(Extracted records Opens)

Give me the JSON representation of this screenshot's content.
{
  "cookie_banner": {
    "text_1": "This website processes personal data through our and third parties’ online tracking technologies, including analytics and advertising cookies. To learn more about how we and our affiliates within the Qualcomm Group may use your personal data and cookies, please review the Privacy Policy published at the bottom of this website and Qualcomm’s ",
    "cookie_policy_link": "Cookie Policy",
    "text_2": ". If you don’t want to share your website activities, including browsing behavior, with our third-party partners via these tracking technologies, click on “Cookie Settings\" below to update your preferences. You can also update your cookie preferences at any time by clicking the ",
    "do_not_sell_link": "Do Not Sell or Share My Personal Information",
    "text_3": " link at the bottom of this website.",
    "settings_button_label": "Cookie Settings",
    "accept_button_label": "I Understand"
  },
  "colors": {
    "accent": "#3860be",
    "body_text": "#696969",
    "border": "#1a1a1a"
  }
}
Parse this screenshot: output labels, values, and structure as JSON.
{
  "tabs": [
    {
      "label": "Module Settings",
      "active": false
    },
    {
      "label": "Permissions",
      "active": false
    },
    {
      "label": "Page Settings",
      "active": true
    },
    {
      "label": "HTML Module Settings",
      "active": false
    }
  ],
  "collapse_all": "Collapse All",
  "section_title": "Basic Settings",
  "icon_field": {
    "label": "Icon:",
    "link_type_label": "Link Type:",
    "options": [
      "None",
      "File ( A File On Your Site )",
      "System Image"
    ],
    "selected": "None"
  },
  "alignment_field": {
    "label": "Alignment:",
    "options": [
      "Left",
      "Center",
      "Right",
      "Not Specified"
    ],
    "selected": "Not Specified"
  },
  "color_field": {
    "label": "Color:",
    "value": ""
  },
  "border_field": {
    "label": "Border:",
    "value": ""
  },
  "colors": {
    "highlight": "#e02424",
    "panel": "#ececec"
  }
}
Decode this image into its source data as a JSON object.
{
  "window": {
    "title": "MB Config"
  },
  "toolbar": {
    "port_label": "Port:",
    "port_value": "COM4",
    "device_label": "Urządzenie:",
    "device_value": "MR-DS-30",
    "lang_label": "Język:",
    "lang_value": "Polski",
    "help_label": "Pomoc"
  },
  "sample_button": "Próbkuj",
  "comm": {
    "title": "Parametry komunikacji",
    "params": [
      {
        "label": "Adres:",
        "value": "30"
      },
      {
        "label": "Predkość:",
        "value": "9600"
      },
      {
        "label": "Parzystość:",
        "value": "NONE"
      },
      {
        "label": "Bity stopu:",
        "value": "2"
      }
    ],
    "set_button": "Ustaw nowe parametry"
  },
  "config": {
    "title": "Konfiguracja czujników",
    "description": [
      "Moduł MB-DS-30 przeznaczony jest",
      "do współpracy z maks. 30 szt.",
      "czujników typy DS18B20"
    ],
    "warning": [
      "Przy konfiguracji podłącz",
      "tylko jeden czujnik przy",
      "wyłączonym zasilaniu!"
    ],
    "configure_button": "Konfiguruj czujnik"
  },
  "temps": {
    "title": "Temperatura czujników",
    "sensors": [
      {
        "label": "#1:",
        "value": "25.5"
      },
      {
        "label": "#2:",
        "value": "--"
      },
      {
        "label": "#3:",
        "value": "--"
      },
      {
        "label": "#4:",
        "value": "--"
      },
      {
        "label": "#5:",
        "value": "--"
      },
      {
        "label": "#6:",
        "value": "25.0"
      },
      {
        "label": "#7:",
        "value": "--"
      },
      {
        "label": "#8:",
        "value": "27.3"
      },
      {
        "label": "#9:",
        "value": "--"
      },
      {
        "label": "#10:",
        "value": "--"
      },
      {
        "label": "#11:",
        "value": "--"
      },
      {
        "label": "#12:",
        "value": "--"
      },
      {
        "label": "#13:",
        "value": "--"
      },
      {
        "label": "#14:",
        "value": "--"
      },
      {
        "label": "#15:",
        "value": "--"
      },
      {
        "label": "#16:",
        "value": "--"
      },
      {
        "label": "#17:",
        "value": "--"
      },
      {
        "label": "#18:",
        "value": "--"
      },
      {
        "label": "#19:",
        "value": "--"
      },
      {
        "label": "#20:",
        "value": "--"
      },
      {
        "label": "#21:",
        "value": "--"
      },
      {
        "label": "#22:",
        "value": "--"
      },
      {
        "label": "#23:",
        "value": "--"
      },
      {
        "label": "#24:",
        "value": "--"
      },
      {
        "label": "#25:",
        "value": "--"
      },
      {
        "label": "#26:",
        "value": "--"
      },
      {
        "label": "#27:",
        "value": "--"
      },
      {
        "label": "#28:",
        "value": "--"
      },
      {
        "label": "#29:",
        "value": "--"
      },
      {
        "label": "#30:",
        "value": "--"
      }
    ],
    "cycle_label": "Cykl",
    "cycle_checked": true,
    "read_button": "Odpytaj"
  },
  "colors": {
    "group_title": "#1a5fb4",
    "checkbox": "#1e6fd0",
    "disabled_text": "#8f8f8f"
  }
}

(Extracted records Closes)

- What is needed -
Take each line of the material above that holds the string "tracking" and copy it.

- Expected answer -
    "text_1": "This website processes personal data through our and third parties’ online tracking technologies, including analytics and advertising cookies. To learn more about how we and our affiliates within the Qualcomm Group may use your personal data and cookies, please review the Privacy Policy published at the bottom of this website and Qualcomm’s ",
    "text_2": ". If you don’t want to share your website activities, including browsing behavior, with our third-party partners via these tracking technologies, click on “Cookie Settings\" below to update your preferences. You can also update your cookie preferences at any time by clicking the ",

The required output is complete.